I’ve always been fascinated with the interconnectivity of our lives. You know, if _____ didn’t happen, we wouldn’t have ever met. Or the way we’re all just six degrees of separation (or less) from everyone else.
Alison Piepmeier is that kind of person for me. She’s a “blog-friend,” as she once said to me. (And I probably should say right now that I’m not the person to talk to if you believe people you know “on the Internet” and have never met aren’t the equivalent of real-life friends. Because after blogging for almost eight years now, I know firsthand how someone you’ve never met can make a difference on your life. I’ve seen it. Up close and personal, time and time again.)
Back in 2010, I read a post on Girl w/ Pen about an intriguing book by Alison Piepmeier called Girl Zines: Making Media, Doing Feminism. I knew about zines, but I didn’t know their history and significance to feminism. Awhile later, I spotted Girl Zines on the shelves of the Newark Free Library in Delaware, read it, and wrote this review. Sometime afterwards Alison discovered it, and we became connected through our blogs.
We almost met once.

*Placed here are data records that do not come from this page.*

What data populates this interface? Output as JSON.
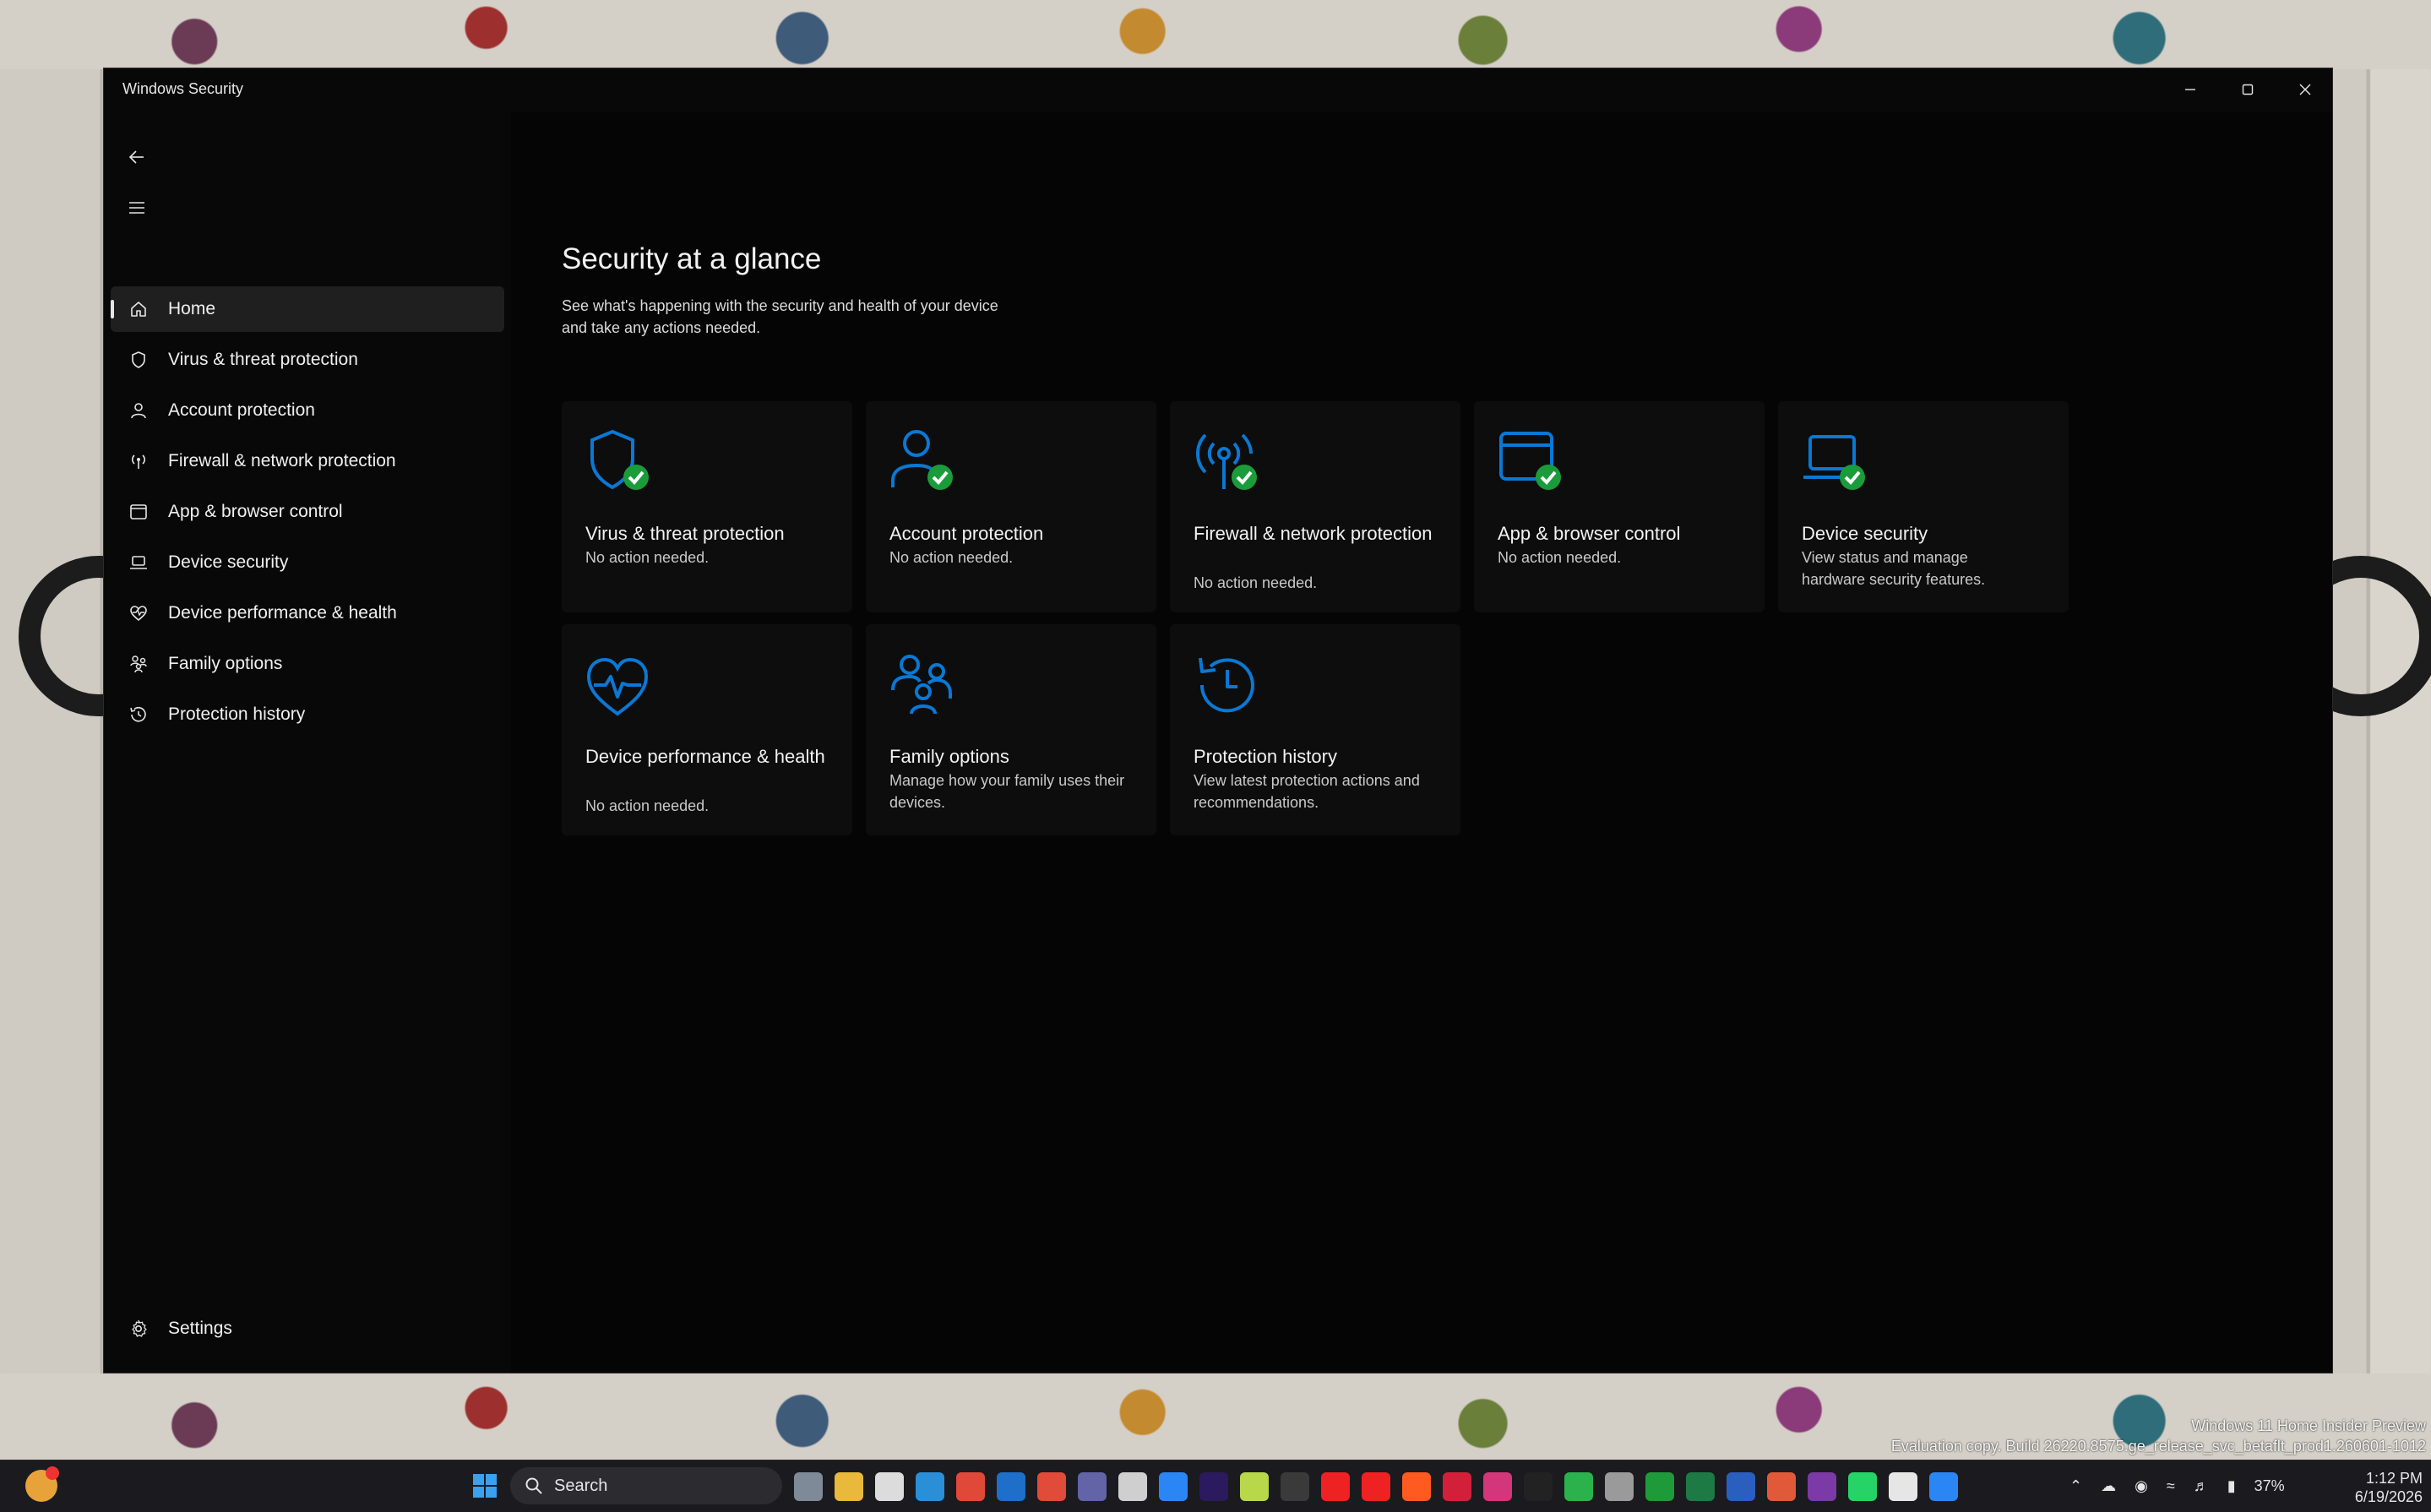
{
  "window": {
    "title": "Windows Security",
    "controls": {
      "minimize": "minimize-icon",
      "maximize": "maximize-icon",
      "close": "close-icon"
    }
  },
  "sidebar": {
    "back_icon": "back-arrow-icon",
    "menu_icon": "hamburger-icon",
    "items": [
      {
        "label": "Home",
        "icon": "home-icon",
        "active": true
      },
      {
        "label": "Virus & threat protection",
        "icon": "shield-icon"
      },
      {
        "label": "Account protection",
        "icon": "person-icon"
      },
      {
        "label": "Firewall & network protection",
        "icon": "antenna-icon"
      },
      {
        "label": "App & browser control",
        "icon": "browser-window-icon"
      },
      {
        "label": "Device security",
        "icon": "laptop-icon"
      },
      {
        "label": "Device performance & health",
        "icon": "heart-pulse-icon"
      },
      {
        "label": "Family options",
        "icon": "family-icon"
      },
      {
        "label": "Protection history",
        "icon": "history-icon"
      }
    ],
    "settings": {
      "label": "Settings",
      "icon": "gear-icon"
    }
  },
  "main": {
    "title": "Security at a glance",
    "subtitle_line1": "See what's happening with the security and health of your device",
    "subtitle_line2": "and take any actions needed.",
    "tiles": [
      {
        "title": "Virus & threat protection",
        "status": "No action needed.",
        "icon": "shield-check-icon"
      },
      {
        "title": "Account protection",
        "status": "No action needed.",
        "icon": "person-check-icon"
      },
      {
        "title": "Firewall & network protection",
        "status": "No action needed.",
        "icon": "antenna-check-icon"
      },
      {
        "title": "App & browser control",
        "status": "No action needed.",
        "icon": "browser-check-icon"
      },
      {
        "title": "Device security",
        "status": "View status and manage hardware security features.",
        "icon": "laptop-check-icon"
      },
      {
        "title": "Device performance & health",
        "status": "No action needed.",
        "icon": "heart-pulse-icon"
      },
      {
        "title": "Family options",
        "status": "Manage how your family uses their devices.",
        "icon": "family-icon"
      },
      {
        "title": "Protection history",
        "status": "View latest protection actions and recommendations.",
        "icon": "history-icon"
      }
    ]
  },
  "taskbar": {
    "search_label": "Search",
    "battery": "37%",
    "time": "1:12 PM",
    "date": "6/19/2026"
  },
  "watermark": {
    "line1": "Windows 11 Home Insider Preview",
    "line2": "Evaluation copy. Build 26220.8575.ge_release_svc_betaflt_prod1.260601-1012"
  },
  "colors": {
    "accent": "#0a78d4",
    "check": "#1a9c3a",
    "window_bg": "#080808",
    "tile_bg": "#0d0d0d"
  }
}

Back in April 2011, Alison visited Pittsburgh for a celebration of feminism and zines, at an event that was hosted at my current place of employment. We weren’t living in Pittsburgh yet, but had just been there a week earlier to get acquainted with the area.
Connections and missed connections.
I continued to follow Alison’s blog and her writing, still remaining her “blog friend.”
Then, in 2013, a yearly checkup at the pediatrician for my boy prompted a simple question from the doctor.
“Do you ride your bike in the neighborhood, maybe with a friend?”
As I wrote in that post, published here almost exactly three years ago on July 23, 2013, my boy’s eyes went to the floor.
There was no mistaking the look, the loaded weight of that inquiry.
His silence was just a moment, fleeting – accompanied by a quick look to me in the corner where I’d fortunately looked up from my phone to catch his glance.
His blue eyes said it all.
I don’t know how to ride a bike.
My bike is kinda small. I got it when I was 7. It has training wheels. That’s embarrassing.
What do you mean, a friend?
“I don’t really do that,” he said to the pediatrician.
I remembered this post from my friend Alison Piepmeier about her experience with what is now iCan Shine, Inc. (formerly Lose the Training Wheels). I remember thinking how much my boy would benefit from a program like that.
I remembered reading Alison’s post when we were on the cusp of moving to Pittsburgh, and checking to see if our new city had the same program. I remember the feeling of this is going to be okay when I realized that they did. I remembered being at The Children’s Institute (the program host of the iCan Shine Amazing Kids Bike Camp here in Pittsburgh) and mentioning the camp during a job interview I didn’t get.
I remembered my boy’s face in the pediatrician’s office.
I looked to see when the Pittsburgh camp would be taking place, knowing full well we may have missed it. Again.
And there it was. Registration ended six weeks [prior].
I emailed the camp director anyway. Long shot … just thought I’d ask … know it’s last minute …
There was one spot left.
Who knows if I would have learned about the bike camp for people with disabilities, a national program of iCanShine, if it wasn’t for Alison’s involvement with them as a volunteer and her deciding to write a blog post about the experience? Maybe I would have, but maybe not. Regardless, it’s an example — albeit simple and small — of how one person directly influences the life of another.
Because even though my boy doesn’t ride his bike much these days, I will never forget watching him and experiencing the sheer pride in his accomplishing something that so many parents take for granted. This was a gift, a glorious momentous milestone of celebration on what has not always been an easy road.
And it was because of Alison. My blog-friend.
I’m remembering and reflecting on all this tonight because Alison’s time here on Earth is, unfortunately, very short. She is nearing the end of a long battle with cancer, a fight she fought with the utmost grace, dignity and honesty imaginable and one that she shared in heartbreaking blog and Facebook posts with those of us who care about her. Her words, here in what may be her last column for the Charleston City Paper, are as moving and poignant as ever.
Through her books, her scholarly contributions to the field of feminism and disability studies, and her work as a professor of English and Director of the Women & Gender Studies program at the College of Charleston, Alison Piepmeier has touched many, many lives — especially those of her husband and her young daughter Maybelle.
We may have never met, but I will forever be grateful to Alison for that blog post that led to my boy being able to ride a bike and thankful that her life connected with mine, albeit for a short time.
Much love, peace, and comfort to you on this journey, my blog-friend. You will be forever missed, until we connect again.
This is post #52 of 99 in my 99 Days of Summer Blogging project.